2006 Inaugural Conference
In October 2006, a diverse group of 62 people gathered outside Dublin for three days to explore the questions:
- What constitutes transformational leadership?
- How do you transfer to others the distinctions that make transformational leadership widely available?
- What structures can we create that will work within the constraints of the Mastery Foundation and of the people we work with?
The conference participants came from Israel, Northern Ireland, Ireland, and the United States and represented those who have participated in and contributed to the success of the Mastery Foundation and have a stake in our future – volunteers, program leaders, sponsors and Board Members. Many of them also face the challenges of what legacy they will leave behind when they retire in their own ministries and work. A smaller and younger group represented the leaders of the future. But what everyone shared was a concern for leadership called forth by a commitment to empowering and enabling individuals and communities and a concern for bringing the gifts of those on the margin to the center.
The Heart of the Matter
Before getting into the possibilities and practicalities of the school, we spent time looking at the challenges that get in the way of our own leadership and working with others. Certainly, one of the inescapable issues of leadership is doing what you say you will do, no matter what your position in the group.
So working from a research paper of which he is one of the authors, Werner Erhard proposed a new model of integrity as a state or condition of being whole, complete, unbroken, unimpaired, sound, perfect condition. Rather than tying integrity to moral values and ethics, this model asserts a link between integrity (honoring your word), workability, and performance, saying that as integrity in individuals or groups declines, so does performance. In other words, "Without integrity, nothing works."
In this model, integrity is distinguished for an individual as a matter of that person’s word, and for a group or organizational entity as what is said by or on behalf of the group or organization. In this context, integrity becomes honoring one’s word -- including not only what one said, but also what one knows to do or not do, and what one is expected to do or not do.
Honoring your word, as it is defined in this model, means you either keep your word, or as soon as you know that you will not, saying so and cleaning up any mess caused for those who were relying on you keeping your word. This kind of integrity is the route to creating whole and complete social and working relationships.
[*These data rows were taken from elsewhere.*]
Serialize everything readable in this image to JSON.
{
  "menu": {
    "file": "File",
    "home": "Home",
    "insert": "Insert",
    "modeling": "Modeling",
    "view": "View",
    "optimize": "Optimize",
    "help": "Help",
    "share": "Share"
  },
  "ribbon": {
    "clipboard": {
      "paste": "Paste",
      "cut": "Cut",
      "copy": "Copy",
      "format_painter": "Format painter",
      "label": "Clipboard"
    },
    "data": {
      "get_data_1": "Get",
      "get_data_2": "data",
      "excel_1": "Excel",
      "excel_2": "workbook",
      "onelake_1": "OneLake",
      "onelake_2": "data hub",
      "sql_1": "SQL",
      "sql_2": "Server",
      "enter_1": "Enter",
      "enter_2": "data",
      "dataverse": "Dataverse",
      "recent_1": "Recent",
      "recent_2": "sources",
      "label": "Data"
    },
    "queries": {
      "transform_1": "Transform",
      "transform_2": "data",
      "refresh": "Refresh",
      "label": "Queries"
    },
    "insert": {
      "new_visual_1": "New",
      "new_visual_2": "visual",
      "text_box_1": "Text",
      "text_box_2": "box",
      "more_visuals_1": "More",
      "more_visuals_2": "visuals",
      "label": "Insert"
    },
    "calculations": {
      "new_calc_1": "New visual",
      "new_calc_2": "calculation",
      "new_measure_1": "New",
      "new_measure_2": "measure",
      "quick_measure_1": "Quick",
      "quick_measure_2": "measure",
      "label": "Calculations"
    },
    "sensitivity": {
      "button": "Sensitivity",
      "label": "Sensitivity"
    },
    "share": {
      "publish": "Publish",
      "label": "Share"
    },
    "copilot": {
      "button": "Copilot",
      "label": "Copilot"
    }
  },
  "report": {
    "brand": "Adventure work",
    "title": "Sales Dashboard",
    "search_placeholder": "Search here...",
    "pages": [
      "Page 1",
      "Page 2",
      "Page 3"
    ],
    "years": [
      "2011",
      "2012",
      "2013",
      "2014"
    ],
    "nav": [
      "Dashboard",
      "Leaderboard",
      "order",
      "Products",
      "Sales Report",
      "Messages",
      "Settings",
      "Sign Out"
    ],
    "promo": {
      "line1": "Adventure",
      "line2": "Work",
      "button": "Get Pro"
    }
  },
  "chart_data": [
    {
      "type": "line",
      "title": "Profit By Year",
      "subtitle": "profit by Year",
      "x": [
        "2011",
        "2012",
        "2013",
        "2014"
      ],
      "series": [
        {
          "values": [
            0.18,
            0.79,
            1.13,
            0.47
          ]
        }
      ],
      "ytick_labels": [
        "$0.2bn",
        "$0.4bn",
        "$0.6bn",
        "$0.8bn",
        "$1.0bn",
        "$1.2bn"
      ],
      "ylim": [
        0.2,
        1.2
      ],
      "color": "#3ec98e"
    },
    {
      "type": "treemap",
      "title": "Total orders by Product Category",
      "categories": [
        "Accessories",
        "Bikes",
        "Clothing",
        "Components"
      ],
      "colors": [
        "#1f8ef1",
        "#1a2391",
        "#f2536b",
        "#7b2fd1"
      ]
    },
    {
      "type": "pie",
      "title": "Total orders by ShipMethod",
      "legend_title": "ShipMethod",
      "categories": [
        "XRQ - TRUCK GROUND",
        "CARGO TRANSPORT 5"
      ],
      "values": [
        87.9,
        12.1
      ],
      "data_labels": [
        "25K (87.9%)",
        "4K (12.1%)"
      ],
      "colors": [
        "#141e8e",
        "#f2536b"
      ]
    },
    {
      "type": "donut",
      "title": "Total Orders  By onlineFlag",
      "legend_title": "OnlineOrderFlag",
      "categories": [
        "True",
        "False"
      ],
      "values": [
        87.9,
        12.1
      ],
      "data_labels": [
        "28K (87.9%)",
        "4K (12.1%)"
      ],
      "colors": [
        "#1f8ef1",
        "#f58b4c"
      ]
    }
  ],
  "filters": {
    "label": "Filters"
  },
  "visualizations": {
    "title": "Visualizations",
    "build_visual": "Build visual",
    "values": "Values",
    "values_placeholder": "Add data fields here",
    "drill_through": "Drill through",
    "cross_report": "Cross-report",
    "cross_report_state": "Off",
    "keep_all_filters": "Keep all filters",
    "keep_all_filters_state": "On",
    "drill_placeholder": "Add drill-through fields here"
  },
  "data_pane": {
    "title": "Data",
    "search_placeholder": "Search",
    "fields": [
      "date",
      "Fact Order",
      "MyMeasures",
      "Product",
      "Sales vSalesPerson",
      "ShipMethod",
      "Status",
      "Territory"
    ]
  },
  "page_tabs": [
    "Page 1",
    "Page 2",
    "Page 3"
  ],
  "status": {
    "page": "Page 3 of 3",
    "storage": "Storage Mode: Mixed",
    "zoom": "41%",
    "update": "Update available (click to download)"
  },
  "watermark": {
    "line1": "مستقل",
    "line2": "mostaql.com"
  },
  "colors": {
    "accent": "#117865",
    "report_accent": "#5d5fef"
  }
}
It also provides a pathway to earning the trust of others, which is an important element of workability.
Obviously, when you cannot rely on what is being said, you significantly reduce any foundation for producing results. And however you may compensate for a lack of integrity, it clearly impairs both workability and performance.
The entire group worked with these ideas over the first day and a half of the conference, testing them against their own experience and the situations they deal with, as well as using them to create a foundation for the School for Leadership.
Beginning to Build the School
The conference participants then aligned on the areas to be addressed in building a school. The six areas are:
- Management and Administration
- Robust Financial Future
- Faculty and Training
- Content, Curriculum, Methods, Research and Development
- Proliferation (multiplying and spreading the results)
Working with Peter Block and using his ideas and practices in developing community, the conference participants self-organized by choosing one of the six areas to work on. Then each group chose a steward to be accountable for supporting the group conversation as they worked together. They discussed and created a shared declaration of what is possible in their area. Finally, within each group, individual participants wrote down their declarations, promises, offers, and requests.
What happens next?
Needless to say, we left the conference with more questions than answers. While we have defined the areas in which to work, there is so much overlapping, it is difficult to know what to work on first.
Toward the end of the conference, Werner asked the question, "Where is my word when it comes time to keep my word?" As part of that discussion, he used the example of promising to exercise each day. When the time for exercise exists as simply a task to do — Go to the gym and exercise — it is difficult to find the interest or enthusiasm for doing it. But when you can constitute your promise as a purpose or an accomplishment — I have a healthy energetic body that supports me in completing my commitments — exercising shifts from being just another bothersome thing to do to being something that empowers you and gets you moving.
In the same way, each of the groups from the conference — Management and Administration; Enrollment; Robust Financial Future; Faculty and Training; Content, Curriculum, Methods, and Research and Development; Proliferation — is crafting a statement of accomplishment that transcends our lists of tasks and questions, a statement that empowers and calls forth the accomplishment of the future we are creating.
The group called Robust Financial Future has a start on this in their choice of the name for themselves. Wouldn't we all rather work on creating a robust financial future than work on fund raising? And the Management and Administration group also has the beginnings of an empowering statement of purpose in their maxim "Nothing missing, nothing extra."
At the January meeting, the Board of Trustees will align on the results to be produced in the coming year that will take new ground in realizing the School for Leadership as an accessible, affordable, and effective way of making the transformational education we offer much more widely available.